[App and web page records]
------------
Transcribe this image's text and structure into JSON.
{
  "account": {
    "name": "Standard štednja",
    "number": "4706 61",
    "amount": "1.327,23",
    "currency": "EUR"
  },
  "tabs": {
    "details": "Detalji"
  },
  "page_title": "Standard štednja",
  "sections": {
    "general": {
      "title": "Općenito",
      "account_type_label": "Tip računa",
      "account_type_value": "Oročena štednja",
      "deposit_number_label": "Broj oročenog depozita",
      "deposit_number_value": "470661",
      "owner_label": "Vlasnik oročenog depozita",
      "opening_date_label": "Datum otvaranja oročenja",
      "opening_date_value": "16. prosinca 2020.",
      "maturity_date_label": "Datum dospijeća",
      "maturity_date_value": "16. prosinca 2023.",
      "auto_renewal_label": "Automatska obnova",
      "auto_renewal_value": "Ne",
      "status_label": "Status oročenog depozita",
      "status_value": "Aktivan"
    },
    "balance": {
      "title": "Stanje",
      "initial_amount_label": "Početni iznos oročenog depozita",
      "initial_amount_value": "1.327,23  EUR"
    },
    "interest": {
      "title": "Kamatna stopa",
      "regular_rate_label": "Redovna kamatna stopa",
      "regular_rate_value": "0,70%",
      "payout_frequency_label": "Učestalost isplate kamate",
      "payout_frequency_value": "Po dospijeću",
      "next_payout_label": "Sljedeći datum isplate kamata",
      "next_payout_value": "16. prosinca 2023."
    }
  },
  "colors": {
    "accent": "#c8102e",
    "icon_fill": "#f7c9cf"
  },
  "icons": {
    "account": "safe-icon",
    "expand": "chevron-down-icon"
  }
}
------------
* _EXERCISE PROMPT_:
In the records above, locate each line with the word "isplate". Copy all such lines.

* _WRITTEN REPLY_:
      "payout_frequency_label": "Učestalost isplate kamate",
      "next_payout_label": "Sljedeći datum isplate kamata",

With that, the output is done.